Nigeria is a country that has amassed major oil wealth, but also suffers from extreme poverty. The Niger Delta, the country’s main oil producing region is one of the areas experiencing chronic underdevelopment and environmental degradation.
Nigeria is Africa’s biggest oil exporter and suffers from what’s known as the natural resource curse – a broad term that describes how resource rich countries tend to experience less economic growth. Countries rich in resources like oil are also fertile territory for corruption. Increased national corruption in turn leads to poor development.
This is certainly true in the Niger Delta where money meant for development has been wasted. As a result the situation for local communities has worsened due to a lack of proper healthcare, clean water and jobs.
But government isn’t the only contributor to development. Oil companies are also key players through their corporate social responsibility schemes. This sees firms do the “right thing” through voluntary ethical behaviour in a range of social issues like health, education and the environment. This is particularly important in the area given that oil companies have contributed significantly to environmental devastation in the region.
But corporate social responsibility schemes have only a limited impact given that they help a small number of people. And spending more money wouldn’t help either. What’s needed is a collaborative approach involving a voluntary partnership between the state, an international development agency, business sector and civil society.
Corporate social investment in the Niger Delta
To explore the impact of corporate social investment initiatives I have done research looking at the practices of one of the largest oil companies in the Niger Delta: the Shell Petroleum Development Company. Its corporate social responsibility encompasses three distinct areas; business and agriculture, education and health.
Through a study of Shell’s website, I aimed to evaluate how successfully these schemes combat the Niger Delta’s problems, principally, by seeing how many people each scheme helped. I also wanted to understand the consequences that these policies have on Niger Delta society and the Nigerian government’s development agenda.

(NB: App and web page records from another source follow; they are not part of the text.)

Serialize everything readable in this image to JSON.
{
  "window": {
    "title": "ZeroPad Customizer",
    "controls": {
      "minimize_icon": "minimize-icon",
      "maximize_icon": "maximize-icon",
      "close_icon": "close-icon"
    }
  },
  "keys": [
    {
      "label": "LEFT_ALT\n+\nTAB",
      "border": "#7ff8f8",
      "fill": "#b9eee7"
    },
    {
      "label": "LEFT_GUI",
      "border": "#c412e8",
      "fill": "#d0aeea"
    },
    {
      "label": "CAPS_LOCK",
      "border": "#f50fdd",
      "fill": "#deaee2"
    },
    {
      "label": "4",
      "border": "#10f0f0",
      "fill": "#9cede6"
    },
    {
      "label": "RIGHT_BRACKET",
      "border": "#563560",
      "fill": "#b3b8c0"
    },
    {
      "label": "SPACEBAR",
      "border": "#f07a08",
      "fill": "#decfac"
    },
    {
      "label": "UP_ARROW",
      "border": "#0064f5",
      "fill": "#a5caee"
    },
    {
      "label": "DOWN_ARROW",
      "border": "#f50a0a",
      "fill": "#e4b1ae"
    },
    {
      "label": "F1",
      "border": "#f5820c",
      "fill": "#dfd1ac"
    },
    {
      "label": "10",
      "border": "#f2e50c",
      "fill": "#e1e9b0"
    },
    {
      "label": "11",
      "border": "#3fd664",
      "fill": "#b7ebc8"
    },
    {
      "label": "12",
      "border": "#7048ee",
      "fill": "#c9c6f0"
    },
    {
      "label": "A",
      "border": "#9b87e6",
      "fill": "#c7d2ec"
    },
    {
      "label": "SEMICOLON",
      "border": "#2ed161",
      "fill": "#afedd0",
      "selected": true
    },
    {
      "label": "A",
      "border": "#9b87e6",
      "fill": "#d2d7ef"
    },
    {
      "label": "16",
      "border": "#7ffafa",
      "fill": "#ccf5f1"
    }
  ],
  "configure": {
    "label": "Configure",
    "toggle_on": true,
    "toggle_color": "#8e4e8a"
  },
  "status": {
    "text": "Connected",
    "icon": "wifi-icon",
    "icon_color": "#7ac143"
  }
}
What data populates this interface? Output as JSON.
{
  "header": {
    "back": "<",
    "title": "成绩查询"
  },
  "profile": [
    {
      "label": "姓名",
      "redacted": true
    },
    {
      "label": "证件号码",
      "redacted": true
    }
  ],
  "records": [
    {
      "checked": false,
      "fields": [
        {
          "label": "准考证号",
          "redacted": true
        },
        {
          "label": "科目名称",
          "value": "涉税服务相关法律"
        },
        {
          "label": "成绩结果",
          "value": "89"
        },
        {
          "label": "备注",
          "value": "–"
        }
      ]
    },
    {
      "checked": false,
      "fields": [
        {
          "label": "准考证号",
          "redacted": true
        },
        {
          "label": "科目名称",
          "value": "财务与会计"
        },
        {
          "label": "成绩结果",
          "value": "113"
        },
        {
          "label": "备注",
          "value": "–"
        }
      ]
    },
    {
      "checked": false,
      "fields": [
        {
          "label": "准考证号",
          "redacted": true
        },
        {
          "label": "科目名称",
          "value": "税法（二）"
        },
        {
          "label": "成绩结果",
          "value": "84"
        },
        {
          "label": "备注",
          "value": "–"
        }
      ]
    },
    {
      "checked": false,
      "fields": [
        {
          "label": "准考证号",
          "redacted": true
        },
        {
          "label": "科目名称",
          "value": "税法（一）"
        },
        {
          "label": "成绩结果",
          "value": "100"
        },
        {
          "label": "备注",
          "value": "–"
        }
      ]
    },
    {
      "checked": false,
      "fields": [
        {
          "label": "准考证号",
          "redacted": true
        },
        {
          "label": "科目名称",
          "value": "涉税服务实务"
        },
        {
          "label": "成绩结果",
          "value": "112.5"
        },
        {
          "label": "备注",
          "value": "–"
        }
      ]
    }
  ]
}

The study found that Shell has implemented some useful development initiatives, particularly within health. For example, the company has rolled out malaria and immunisation programmes, treating more than 114 000 people. Shell has also invested in 27 Niger Delta health facilities.
But its projects affect only a few people. In education, for example, Shell only has a small impact given that primary and secondary enrolment stands at over 25 million in the region.
Would it help if Shell, and other companies like it, spent more? Not really. The reasons for this are:
- Fragmentation: there’s the potential for tensions over who schemes reach first. This could further fuel militancy in the Niger Delta.
- Economic stagnation: the region has an extremely high youth unemployment. This means that Shell’s business schemes – such as helping young adults to set up and grow their business – – – won’t flourish because the majority of citizens lack access to a basic income or secure livelihood.
- Governance: corporate social responsibility cannot be expected – and was never designed – to tackle the whole of the Niger Delta’s socio-economic underdevelopment or counter the country’s political and economic problems.
But there is a possible solution.
The Niger Delta’s numerous challenges could be solved by use of a Quad Sector Development Partnership. Such a voluntary partnership would bring together the state, an international development agency, business sector and civil society. The aim would be to deliver a range of development goals.
The Niger Delta development agency could be reorganised around such a partnership. And the United Nations Development Programme could be given the important managerial, financial and development role.
The UNDP has operated many development projects across the world – about 5000 in 2016 alone. It has also formed successful development partnerships with governments before. For example, it worked with the government of Nicaragua to combat the lack of electricity in rural areas of the country by introducing renewable hydropower. It also led the Chad-Cameroon project which set out to promote development.
A partnership like this could help Nigeria as the UN agency could jointly control the money allocated to development, preventing any financial mismanagement.
Collaboration is key
A specific set of development objectives for the Niger Delta would need to be chosen. These could be based around specific themes like health and education.
The development goals would be jointly coordinated by the UN and Nigeria. Active community engagement would also be essential. This could happen through formal consultation meetings to allow local people to voice and raise concerns about development priorities in their area.
Development contracts would need to be given to Nigerian construction firms to help stimulate the local economy.
There would also need to be an agreed time-frame with dedicated objectives at each stage.
This type of partnership would only work if there was long-term political commitment from all of Nigeria’s politicians.
Though a bold plan it could – combined with other interventions to reduce violence – combat corruption as well as promote socio-economic development in the Niger Delta.
Source: The Conversation